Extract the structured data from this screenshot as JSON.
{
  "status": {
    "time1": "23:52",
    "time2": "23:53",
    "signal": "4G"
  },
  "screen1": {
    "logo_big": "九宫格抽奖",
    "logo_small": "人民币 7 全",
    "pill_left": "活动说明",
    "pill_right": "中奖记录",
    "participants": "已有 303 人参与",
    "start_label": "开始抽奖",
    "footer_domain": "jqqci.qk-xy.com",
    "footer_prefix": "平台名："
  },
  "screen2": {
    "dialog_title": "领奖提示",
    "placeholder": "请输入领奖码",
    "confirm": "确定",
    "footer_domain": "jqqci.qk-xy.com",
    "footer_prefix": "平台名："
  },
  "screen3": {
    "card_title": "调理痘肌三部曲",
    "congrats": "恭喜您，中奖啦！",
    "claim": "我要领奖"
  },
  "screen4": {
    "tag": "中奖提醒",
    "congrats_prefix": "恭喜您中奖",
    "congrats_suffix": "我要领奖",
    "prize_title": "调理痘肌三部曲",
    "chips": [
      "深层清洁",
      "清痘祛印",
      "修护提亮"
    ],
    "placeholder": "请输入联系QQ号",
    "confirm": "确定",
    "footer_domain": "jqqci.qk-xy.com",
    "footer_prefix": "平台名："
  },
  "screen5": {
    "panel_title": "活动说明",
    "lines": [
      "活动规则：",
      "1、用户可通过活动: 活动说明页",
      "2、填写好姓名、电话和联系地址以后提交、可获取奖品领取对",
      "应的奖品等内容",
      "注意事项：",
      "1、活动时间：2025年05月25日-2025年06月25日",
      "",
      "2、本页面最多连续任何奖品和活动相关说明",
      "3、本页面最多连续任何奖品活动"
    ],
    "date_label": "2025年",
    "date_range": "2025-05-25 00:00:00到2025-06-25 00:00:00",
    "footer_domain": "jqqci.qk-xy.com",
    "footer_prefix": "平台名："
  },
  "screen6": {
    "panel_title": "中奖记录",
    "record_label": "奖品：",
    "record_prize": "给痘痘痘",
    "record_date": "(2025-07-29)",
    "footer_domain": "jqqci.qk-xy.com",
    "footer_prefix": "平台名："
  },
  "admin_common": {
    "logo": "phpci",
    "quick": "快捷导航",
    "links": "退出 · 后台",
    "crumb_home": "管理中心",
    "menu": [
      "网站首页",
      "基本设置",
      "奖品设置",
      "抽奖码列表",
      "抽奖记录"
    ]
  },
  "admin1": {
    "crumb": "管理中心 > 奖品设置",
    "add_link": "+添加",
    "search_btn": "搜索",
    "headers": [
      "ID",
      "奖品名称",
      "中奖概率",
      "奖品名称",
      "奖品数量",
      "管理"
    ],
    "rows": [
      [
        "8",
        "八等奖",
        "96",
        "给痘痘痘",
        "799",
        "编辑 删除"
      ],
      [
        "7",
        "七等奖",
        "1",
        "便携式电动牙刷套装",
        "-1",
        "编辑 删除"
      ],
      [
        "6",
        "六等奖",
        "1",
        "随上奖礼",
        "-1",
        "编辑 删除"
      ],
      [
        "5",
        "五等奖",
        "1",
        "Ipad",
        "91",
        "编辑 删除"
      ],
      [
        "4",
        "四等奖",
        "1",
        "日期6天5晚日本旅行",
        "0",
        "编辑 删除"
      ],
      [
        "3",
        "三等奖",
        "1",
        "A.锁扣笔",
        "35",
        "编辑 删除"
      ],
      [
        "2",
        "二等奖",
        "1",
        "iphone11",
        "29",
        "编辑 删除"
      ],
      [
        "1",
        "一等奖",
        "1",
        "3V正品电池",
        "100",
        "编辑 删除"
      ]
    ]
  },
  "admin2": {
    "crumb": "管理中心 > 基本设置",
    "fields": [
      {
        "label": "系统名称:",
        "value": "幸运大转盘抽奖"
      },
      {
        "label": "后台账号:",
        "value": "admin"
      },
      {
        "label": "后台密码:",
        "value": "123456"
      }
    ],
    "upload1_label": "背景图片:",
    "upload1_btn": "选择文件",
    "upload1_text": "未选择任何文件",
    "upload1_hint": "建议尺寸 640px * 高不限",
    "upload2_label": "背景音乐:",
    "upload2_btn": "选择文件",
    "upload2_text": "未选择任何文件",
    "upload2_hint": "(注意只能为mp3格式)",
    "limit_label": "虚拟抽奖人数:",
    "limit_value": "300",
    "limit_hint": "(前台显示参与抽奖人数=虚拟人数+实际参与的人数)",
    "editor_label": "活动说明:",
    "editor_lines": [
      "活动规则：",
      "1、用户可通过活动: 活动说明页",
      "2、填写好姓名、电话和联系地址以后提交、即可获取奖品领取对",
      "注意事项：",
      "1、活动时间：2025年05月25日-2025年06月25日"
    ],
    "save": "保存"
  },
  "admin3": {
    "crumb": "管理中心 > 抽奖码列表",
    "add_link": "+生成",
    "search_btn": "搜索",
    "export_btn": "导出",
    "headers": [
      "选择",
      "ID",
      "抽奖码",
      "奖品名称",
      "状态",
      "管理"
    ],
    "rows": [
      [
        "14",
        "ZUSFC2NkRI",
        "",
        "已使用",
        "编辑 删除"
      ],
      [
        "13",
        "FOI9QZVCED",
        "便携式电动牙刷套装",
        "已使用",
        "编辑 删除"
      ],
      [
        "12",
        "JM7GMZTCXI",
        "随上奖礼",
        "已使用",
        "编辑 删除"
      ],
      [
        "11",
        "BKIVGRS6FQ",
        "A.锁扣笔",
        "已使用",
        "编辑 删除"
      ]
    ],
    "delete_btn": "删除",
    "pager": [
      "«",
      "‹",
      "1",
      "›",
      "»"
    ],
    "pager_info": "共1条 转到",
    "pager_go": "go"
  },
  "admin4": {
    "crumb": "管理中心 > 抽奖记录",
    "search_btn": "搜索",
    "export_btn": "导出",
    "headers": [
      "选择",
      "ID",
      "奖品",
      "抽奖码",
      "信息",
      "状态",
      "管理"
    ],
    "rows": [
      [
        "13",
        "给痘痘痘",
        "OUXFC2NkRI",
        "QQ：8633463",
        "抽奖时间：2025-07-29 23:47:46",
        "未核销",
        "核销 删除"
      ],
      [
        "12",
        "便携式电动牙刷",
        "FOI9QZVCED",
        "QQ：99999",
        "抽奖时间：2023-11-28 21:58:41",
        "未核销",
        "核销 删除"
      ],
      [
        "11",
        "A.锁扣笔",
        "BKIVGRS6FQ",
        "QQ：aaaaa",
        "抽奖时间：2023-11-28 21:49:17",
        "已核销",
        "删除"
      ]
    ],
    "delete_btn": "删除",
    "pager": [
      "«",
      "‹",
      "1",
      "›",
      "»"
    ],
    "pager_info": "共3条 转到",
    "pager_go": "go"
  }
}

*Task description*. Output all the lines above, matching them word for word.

*Response to this exercise*.
Extract the structured data from this screenshot as JSON.
{
  "status": {
    "time1": "23:52",
    "time2": "23:53",
    "signal": "4G"
  },
  "screen1": {
    "logo_big": "九宫格抽奖",
    "logo_small": "人民币 7 全",
    "pill_left": "活动说明",
    "pill_right": "中奖记录",
    "participants": "已有 303 人参与",
    "start_label": "开始抽奖",
    "footer_domain": "jqqci.qk-xy.com",
    "footer_prefix": "平台名："
  },
  "screen2": {
    "dialog_title": "领奖提示",
    "placeholder": "请输入领奖码",
    "confirm": "确定",
    "footer_domain": "jqqci.qk-xy.com",
    "footer_prefix": "平台名："
  },
  "screen3": {
    "card_title": "调理痘肌三部曲",
    "congrats": "恭喜您，中奖啦！",
    "claim": "我要领奖"
  },
  "screen4": {
    "tag": "中奖提醒",
    "congrats_prefix": "恭喜您中奖",
    "congrats_suffix": "我要领奖",
    "prize_title": "调理痘肌三部曲",
    "chips": [
      "深层清洁",
      "清痘祛印",
      "修护提亮"
    ],
    "placeholder": "请输入联系QQ号",
    "confirm": "确定",
    "footer_domain": "jqqci.qk-xy.com",
    "footer_prefix": "平台名："
  },
  "screen5": {
    "panel_title": "活动说明",
    "lines": [
      "活动规则：",
      "1、用户可通过活动: 活动说明页",
      "2、填写好姓名、电话和联系地址以后提交、可获取奖品领取对",
      "应的奖品等内容",
      "注意事项：",
      "1、活动时间：2025年05月25日-2025年06月25日",
      "",
      "2、本页面最多连续任何奖品和活动相关说明",
      "3、本页面最多连续任何奖品活动"
    ],
    "date_label": "2025年",
    "date_range": "2025-05-25 00:00:00到2025-06-25 00:00:00",
    "footer_domain": "jqqci.qk-xy.com",
    "footer_prefix": "平台名："
  },
  "screen6": {
    "panel_title": "中奖记录",
    "record_label": "奖品：",
    "record_prize": "给痘痘痘",
    "record_date": "(2025-07-29)",
    "footer_domain": "jqqci.qk-xy.com",
    "footer_prefix": "平台名："
  },
  "admin_common": {
    "logo": "phpci",
    "quick": "快捷导航",
    "links": "退出 · 后台",
    "crumb_home": "管理中心",
    "menu": [
      "网站首页",
      "基本设置",
      "奖品设置",
      "抽奖码列表",
      "抽奖记录"
    ]
  },
  "admin1": {
    "crumb": "管理中心 > 奖品设置",
    "add_link": "+添加",
    "search_btn": "搜索",
    "headers": [
      "ID",
      "奖品名称",
      "中奖概率",
      "奖品名称",
      "奖品数量",
      "管理"
    ],
    "rows": [
      [
        "8",
        "八等奖",
        "96",
        "给痘痘痘",
        "799",
        "编辑 删除"
      ],
      [
        "7",
        "七等奖",
        "1",
        "便携式电动牙刷套装",
        "-1",
        "编辑 删除"
      ],
      [
        "6",
        "六等奖",
        "1",
        "随上奖礼",
        "-1",
        "编辑 删除"
      ],
      [
        "5",
        "五等奖",
        "1",
        "Ipad",
        "91",
        "编辑 删除"
      ],
      [
        "4",
        "四等奖",
        "1",
        "日期6天5晚日本旅行",
        "0",
        "编辑 删除"
      ],
      [
        "3",
        "三等奖",
        "1",
        "A.锁扣笔",
        "35",
        "编辑 删除"
      ],
      [
        "2",
        "二等奖",
        "1",
        "iphone11",
        "29",
        "编辑 删除"
      ],
      [
        "1",
        "一等奖",
        "1",
        "3V正品电池",
        "100",
        "编辑 删除"
      ]
    ]
  },
  "admin2": {
    "crumb": "管理中心 > 基本设置",
    "fields": [
      {
        "label": "系统名称:",
        "value": "幸运大转盘抽奖"
      },
      {
        "label": "后台账号:",
        "value": "admin"
      },
      {
        "label": "后台密码:",
        "value": "123456"
      }
    ],
    "upload1_label": "背景图片:",
    "upload1_btn": "选择文件",
    "upload1_text": "未选择任何文件",
    "upload1_hint": "建议尺寸 640px * 高不限",
    "upload2_label": "背景音乐:",
    "upload2_btn": "选择文件",
    "upload2_text": "未选择任何文件",
    "upload2_hint": "(注意只能为mp3格式)",
    "limit_label": "虚拟抽奖人数:",
    "limit_value": "300",
    "limit_hint": "(前台显示参与抽奖人数=虚拟人数+实际参与的人数)",
    "editor_label": "活动说明:",
    "editor_lines": [
      "活动规则：",
      "1、用户可通过活动: 活动说明页",
      "2、填写好姓名、电话和联系地址以后提交、即可获取奖品领取对",
      "注意事项：",
      "1、活动时间：2025年05月25日-2025年06月25日"
    ],
    "save": "保存"
  },
  "admin3": {
    "crumb": "管理中心 > 抽奖码列表",
    "add_link": "+生成",
    "search_btn": "搜索",
    "export_btn": "导出",
    "headers": [
      "选择",
      "ID",
      "抽奖码",
      "奖品名称",
      "状态",
      "管理"
    ],
    "rows": [
      [
        "14",
        "ZUSFC2NkRI",
        "",
        "已使用",
        "编辑 删除"
      ],
      [
        "13",
        "FOI9QZVCED",
        "便携式电动牙刷套装",
        "已使用",
        "编辑 删除"
      ],
      [
        "12",
        "JM7GMZTCXI",
        "随上奖礼",
        "已使用",
        "编辑 删除"
      ],
      [
        "11",
        "BKIVGRS6FQ",
        "A.锁扣笔",
        "已使用",
        "编辑 删除"
      ]
    ],
    "delete_btn": "删除",
    "pager": [
      "«",
      "‹",
      "1",
      "›",
      "»"
    ],
    "pager_info": "共1条 转到",
    "pager_go": "go"
  },
  "admin4": {
    "crumb": "管理中心 > 抽奖记录",
    "search_btn": "搜索",
    "export_btn": "导出",
    "headers": [
      "选择",
      "ID",
      "奖品",
      "抽奖码",
      "信息",
      "状态",
      "管理"
    ],
    "rows": [
      [
        "13",
        "给痘痘痘",
        "OUXFC2NkRI",
        "QQ：8633463",
        "抽奖时间：2025-07-29 23:47:46",
        "未核销",
        "核销 删除"
      ],
      [
        "12",
        "便携式电动牙刷",
        "FOI9QZVCED",
        "QQ：99999",
        "抽奖时间：2023-11-28 21:58:41",
        "未核销",
        "核销 删除"
      ],
      [
        "11",
        "A.锁扣笔",
        "BKIVGRS6FQ",
        "QQ：aaaaa",
        "抽奖时间：2023-11-28 21:49:17",
        "已核销",
        "删除"
      ]
    ],
    "delete_btn": "删除",
    "pager": [
      "«",
      "‹",
      "1",
      "›",
      "»"
    ],
    "pager_info": "共3条 转到",
    "pager_go": "go"
  }
}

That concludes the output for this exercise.